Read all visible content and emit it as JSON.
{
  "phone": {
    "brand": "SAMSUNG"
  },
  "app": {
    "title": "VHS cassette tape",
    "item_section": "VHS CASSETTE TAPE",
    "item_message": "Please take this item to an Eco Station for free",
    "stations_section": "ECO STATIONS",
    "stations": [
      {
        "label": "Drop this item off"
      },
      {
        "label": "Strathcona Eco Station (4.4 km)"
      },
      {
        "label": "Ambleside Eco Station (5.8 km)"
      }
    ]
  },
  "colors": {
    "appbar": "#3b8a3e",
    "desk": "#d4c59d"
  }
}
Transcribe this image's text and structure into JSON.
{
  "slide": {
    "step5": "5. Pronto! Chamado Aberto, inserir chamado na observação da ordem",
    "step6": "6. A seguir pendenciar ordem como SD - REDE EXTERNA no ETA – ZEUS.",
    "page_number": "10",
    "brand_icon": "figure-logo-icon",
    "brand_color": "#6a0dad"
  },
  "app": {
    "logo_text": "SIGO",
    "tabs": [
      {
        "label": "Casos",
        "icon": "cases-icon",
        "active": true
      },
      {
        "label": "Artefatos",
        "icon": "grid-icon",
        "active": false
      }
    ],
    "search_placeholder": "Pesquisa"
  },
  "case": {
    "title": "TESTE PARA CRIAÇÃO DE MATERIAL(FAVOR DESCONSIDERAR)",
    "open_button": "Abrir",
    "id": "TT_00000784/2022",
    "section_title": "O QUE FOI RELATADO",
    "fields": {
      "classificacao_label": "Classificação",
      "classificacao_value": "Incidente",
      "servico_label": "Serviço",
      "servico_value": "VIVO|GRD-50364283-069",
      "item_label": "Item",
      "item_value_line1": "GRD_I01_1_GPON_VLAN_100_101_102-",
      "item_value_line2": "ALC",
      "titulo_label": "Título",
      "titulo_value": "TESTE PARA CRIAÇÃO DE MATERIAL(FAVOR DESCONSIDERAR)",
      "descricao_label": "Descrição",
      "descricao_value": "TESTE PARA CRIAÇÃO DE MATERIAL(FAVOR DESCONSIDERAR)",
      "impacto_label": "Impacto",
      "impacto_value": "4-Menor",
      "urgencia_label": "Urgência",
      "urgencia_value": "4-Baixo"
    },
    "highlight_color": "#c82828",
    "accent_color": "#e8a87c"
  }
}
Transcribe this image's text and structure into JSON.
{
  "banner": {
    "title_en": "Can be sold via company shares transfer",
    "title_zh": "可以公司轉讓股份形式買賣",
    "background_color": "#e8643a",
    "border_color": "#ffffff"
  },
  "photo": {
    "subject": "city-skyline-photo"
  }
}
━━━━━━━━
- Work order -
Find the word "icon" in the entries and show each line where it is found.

- Task response -
    "brand_icon": "figure-logo-icon",
        "icon": "cases-icon",
        "icon": "grid-icon",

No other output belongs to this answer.